Additional notes by the author
*) For instance, a colloquial way of saying “Korean language” is 우리말 urimal, “Korea” is 우리나라 urinara, and “my parents” is 우리 부모님 uri bumonim.
**) There are many words for colors in Korean language. Listing all of them here would distract from the purpose of this post.
***) In other contexts, different words may be appear, e.g. English-based words 스몰 seumol (small), 미디엄 midi-eom (medium) and 라즈 rajeu (large), or pure Korean adjectives like 작은 jageun (small), 보통 botong (normal) and 큰 keun (large).
****) The word 야생 yasaeng is also used to describe plants, animals and other organisms that grow or live in the wilderness.

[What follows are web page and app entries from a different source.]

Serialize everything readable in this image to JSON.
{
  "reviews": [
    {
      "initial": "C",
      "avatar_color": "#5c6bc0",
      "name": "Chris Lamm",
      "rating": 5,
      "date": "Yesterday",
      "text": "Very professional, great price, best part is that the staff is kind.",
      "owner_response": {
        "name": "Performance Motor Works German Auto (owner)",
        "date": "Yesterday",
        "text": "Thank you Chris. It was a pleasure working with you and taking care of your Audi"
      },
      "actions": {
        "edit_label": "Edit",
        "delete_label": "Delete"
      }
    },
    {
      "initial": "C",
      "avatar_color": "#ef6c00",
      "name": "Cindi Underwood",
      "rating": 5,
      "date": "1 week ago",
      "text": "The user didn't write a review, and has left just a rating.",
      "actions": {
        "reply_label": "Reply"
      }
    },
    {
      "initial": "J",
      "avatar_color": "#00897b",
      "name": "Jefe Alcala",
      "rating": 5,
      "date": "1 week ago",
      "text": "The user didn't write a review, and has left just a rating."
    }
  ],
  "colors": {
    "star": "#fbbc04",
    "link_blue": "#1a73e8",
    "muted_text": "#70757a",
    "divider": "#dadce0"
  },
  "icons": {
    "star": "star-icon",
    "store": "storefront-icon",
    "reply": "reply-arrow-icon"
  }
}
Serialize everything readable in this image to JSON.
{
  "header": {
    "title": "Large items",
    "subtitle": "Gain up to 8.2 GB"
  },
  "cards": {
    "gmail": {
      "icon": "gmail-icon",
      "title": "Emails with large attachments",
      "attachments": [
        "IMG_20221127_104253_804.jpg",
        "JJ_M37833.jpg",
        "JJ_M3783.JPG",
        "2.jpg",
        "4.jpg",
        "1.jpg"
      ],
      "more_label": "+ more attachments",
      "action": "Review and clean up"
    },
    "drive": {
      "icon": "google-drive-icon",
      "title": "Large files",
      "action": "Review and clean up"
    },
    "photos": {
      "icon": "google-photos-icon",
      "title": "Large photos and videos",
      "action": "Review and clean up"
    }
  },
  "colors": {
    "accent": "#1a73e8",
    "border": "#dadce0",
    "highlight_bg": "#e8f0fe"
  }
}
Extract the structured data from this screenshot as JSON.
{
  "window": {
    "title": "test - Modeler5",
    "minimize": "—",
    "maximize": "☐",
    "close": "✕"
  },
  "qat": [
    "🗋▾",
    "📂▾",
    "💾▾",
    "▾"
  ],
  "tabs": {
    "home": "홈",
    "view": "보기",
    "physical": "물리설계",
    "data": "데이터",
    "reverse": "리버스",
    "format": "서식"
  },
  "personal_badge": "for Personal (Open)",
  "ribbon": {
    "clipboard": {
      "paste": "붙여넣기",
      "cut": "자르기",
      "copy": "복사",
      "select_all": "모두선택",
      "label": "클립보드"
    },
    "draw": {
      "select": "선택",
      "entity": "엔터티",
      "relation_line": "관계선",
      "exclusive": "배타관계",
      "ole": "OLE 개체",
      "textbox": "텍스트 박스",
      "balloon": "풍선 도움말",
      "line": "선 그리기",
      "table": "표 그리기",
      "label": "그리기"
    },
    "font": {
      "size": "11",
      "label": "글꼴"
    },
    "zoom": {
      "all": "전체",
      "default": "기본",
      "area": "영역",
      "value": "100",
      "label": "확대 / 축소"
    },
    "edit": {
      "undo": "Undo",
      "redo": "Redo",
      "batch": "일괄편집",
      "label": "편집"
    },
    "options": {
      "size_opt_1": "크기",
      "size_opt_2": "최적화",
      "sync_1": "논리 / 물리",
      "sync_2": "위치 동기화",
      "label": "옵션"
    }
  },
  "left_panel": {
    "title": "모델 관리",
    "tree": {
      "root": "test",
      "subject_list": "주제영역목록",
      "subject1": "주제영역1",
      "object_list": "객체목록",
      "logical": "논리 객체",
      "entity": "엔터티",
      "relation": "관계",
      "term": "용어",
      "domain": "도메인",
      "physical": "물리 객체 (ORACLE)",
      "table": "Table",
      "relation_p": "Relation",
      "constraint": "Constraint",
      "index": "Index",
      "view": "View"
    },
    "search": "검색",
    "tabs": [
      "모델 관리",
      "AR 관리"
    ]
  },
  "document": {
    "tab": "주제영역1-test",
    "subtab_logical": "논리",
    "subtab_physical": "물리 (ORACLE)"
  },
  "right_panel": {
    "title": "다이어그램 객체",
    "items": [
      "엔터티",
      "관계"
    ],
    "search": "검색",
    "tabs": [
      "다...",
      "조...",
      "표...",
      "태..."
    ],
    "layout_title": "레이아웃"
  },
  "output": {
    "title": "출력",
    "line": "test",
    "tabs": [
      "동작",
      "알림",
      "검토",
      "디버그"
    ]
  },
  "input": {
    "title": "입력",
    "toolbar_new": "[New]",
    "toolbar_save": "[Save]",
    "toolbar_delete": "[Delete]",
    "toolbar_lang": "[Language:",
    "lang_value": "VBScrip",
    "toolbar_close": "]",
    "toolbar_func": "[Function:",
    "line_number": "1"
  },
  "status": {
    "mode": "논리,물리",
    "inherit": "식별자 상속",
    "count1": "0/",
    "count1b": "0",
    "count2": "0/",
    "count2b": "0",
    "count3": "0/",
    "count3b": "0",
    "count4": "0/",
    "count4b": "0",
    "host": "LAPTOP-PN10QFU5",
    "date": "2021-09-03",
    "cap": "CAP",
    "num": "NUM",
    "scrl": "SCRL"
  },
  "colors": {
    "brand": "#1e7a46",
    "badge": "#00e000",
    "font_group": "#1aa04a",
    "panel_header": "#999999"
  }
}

*****) “Homophonic” means that the pronunciation is the same. However, the word stem and meaning of 산 vary by contexts.